Seniors? We haven’t seen yer motivation in a hot sec.

“A movie was playing and a single student was sleeping in the back. I have no idea where my teacher was” Attên Dunce (12) said. No more than three students have shown up to Dunce’s English elective in the past two weeks — the rest of the class has fallen victim to the school’s most recent viral outbreak: senioritis.  

“The mask mandate is over and COVID therefore no longer exists, so we needed a new pandemic,” Eyema Nerd (12) said. Now, instead of giving lessons, Dunce’s teacher Dr. Givhen Op sits in their office alone watching Instagram Reels and questioning their life decisions, Op said. 

Common signs of senioritis include spontaneously passing out, a nauseating aversion to academics, the attention span of a TikTok addicted goldfish, and general hangover symptoms (though the WHO has disputed whether this is caused by senioritis). “We have no idea how to Stop The Spread,” Nurse Hori Fiyed said. “It’s just as contagious if they gather in large groups as it would be if we made them quarantine at home. In fact, quarantine is known to worsen symptoms.”

In desperation, the Dean of the Class of 2022 held a grade meeting to convince seniors to hold onto their self-respect. “Every single one of you is one failing grade away from expulsion,” he said. Everybody in the audience clapped.

At the meeting, Head of College Counseling Dee Furred read aloud a student’s college rescission letter. “I expected that would scare the sense back into them,” he said. “Instead, all the seniors stood up and started arguing with each other over whose letter it was.”

When Ree Jekshionn (12) silently stood up amidst the chaos and saluted, seniors immediately understood the letter was hers. Jekshionn has been named King of the Senior Empire of Xcessive Yawning (SEXY) — formerly known as the Senior Study Room. “We worship our new leader by burning our problem sets to get lit,” Caw Phee (12) said while scrubbing Jekhshionn’s crocs.

Despite seniors’ clear lack of interest in doing anything ever, faculty members continue to press on. History teacher Heigh Expektashions was dumbfounded to find that not a single senior had started their year-long paper, they said. “When I asked my class to share their first drafts, all of the seniors blinked at me in sync, like the Frozen trolls do in ‘Fixer Upper,’” Expektashions said.

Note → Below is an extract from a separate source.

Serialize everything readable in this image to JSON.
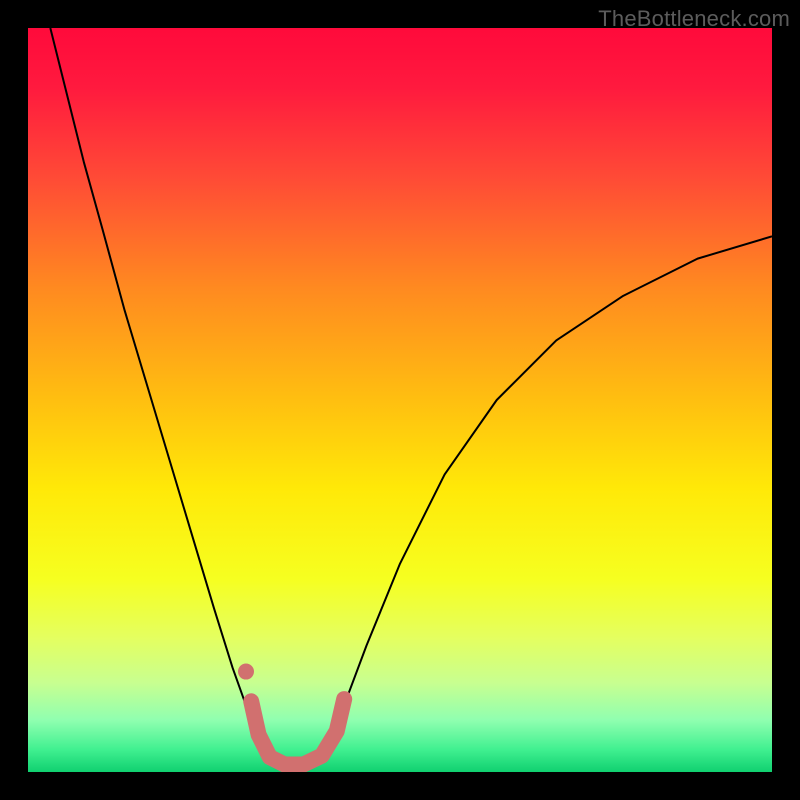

“I’m not really sure what I’m writing about yet,” Acad Emmic (12) said. “I thought the paper was an inside joke.”

In a last effort to bolster participation, senior English electives have been converted into scheduled naptimes. “I used to sleep in and skip English. Now, I stay up late and come to school just for that class,” Tye Erd (12) said. “It feels so nice to only get five cut slips a day instead of six.”

Because students have been missing so much class, senior skip day has been postponed indefinitely. “Every day is senior skip day at this point,” Fayl Yure (12) said. “Plus I think we’re all too lazy to plan it.” 

Yure is one of 180 members of the senior class who still has not purchased a senior backpack. “My last two neurons refuse to fire long enough to understand the tiny keyboard on a computer,” she said. “That would involve reading and math, two activities which I left behind in my past life. Plus, clicking two buttons to place my order seems like a lot of effort.” 

“Even the senior tent is procrastinating getting decorated,” Ba Ré Minhemum (12) said.